That was the whole point! But I cannot tell whether any of these young people will develop a long term, serious interest. The least I can hope for is that some will return to this particular museum. Most of the students had never been at the Neues Museum (new museum) on the Museum Island Berlin before the workshop, so this first visit was a deeply moving experience for them. The sheer beauty of the originals and their intensity touched every single one. After three hours of discussion, they were totally exhausted. This proved to be a very instructive teaching experience, for the students and me alike.
Are you willing to reveal what you are currently working on?
When you called, I was just discussing our latest book project with an involved student. The book will be published next fall, so we are working with full speed. It will be about the Museum Island Berlin, particularly about its impressions on international visitors between 1830 and 1989. We have searched for diary entries, letters and articles in various languages. Next, we have evaluated them, translated and commented some. Besides renowned writers like Hans Christian Andersen, Mary Shelley, Ivan Turgenev, Guillaume Apollinaire and Samuel Beckett, we will also feature writings by normal travellers like journalists, art historians or museum staff from other cities or abroad.
You have been concerned with museum history for some time – how can a museum best communicate art?
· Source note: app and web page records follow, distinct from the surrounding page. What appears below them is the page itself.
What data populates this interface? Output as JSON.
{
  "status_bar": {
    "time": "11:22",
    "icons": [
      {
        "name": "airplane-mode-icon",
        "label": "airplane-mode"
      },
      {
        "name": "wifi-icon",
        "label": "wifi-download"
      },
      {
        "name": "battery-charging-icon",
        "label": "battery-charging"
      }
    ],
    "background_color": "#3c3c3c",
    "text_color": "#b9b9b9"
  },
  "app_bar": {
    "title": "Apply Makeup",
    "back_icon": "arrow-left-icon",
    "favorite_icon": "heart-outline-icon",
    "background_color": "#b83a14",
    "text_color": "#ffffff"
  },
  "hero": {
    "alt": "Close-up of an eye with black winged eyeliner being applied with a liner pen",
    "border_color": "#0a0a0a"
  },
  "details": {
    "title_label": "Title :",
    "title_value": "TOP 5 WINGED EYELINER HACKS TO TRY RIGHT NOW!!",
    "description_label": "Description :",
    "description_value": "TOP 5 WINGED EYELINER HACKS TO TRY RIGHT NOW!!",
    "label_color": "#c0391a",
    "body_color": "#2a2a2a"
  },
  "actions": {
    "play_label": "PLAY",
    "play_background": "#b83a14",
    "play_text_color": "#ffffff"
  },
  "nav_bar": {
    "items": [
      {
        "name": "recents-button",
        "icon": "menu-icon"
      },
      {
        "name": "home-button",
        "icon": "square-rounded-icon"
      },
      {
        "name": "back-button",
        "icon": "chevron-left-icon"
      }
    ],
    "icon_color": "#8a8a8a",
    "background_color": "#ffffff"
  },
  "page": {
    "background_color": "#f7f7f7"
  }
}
Are there exhibition concepts that communicate the organiser's agenda better than others?
Nowadays, any work of art can be reproduced manifold: Any painting, sculpture, Napoleon's hat or Nefertiti's profile can be shown either on a cell phone display or by gigantic beamer projections on facades. Digital art reproduction has become ubiquitous. In this context, museums have an increasingly important role: They are the custodians of the authentic original, of the unique object in its original size and material. They are the only place that offers four dimensional aesthetic experiences. Here, proportions, perspectives and lighting create an individual experience – beyond the standardised computer screen. In museums, you can appreciate works of art or historical objects not only in their contours and approximate colouring, but you can also witness their uneven surfaces, the transparency of their materials, their subtle colouring: Everything that lets an object vibrate, that lets it come to life.
Social media are a universal challenge. Should cultural mediators use them for their purposes?
Digital communication and social media are irreversible trends, we have no choice but to try to integrate them as sensibly as possible. In my educational work, I utilise them as bait: "Go to the museum, take a picture of your favourite painting with your cell phone, upload this picture by midnight – but next, we will discuss it in person, in front of the original." Or I ask them: "What does Google Books explain about the disinterment of Raffael's remains in Rome in 1833? And why is the National Library right around the corner the natural extension and pleasant supplement of Google Books?" Or I ask: "What is the difference between reading Napoleon's last will with a zoom factor of 200 percent in your own kitchen, and travelling to Paris and holding it in your own hands in the Archives Nationales?" Time and again, I see how excited students become when they are introduced to the authentic originals.
You put heart and soul into your research and its communication, and as a reward for your commitment, you receive numerous academic honours. Could you have imagined this career as a child?
When I was a child, I did not have any clear vision about my future. And I certainly did not plan to be a university professor! It just happened this way, and I am very happy about it.
How would you explain your work to a child?
I don't know how I would explain it to any child, but I told my own children once: "Whatever has been, what is, what will be – and we are in its midst. Isn't that wonderful?" The answer was: "Yeah, that's sort of neat."
Dear Prof. Savoy, thank you very much for this interview.
Interview: Stephanie Hanel
Translation: Susanne Dambeck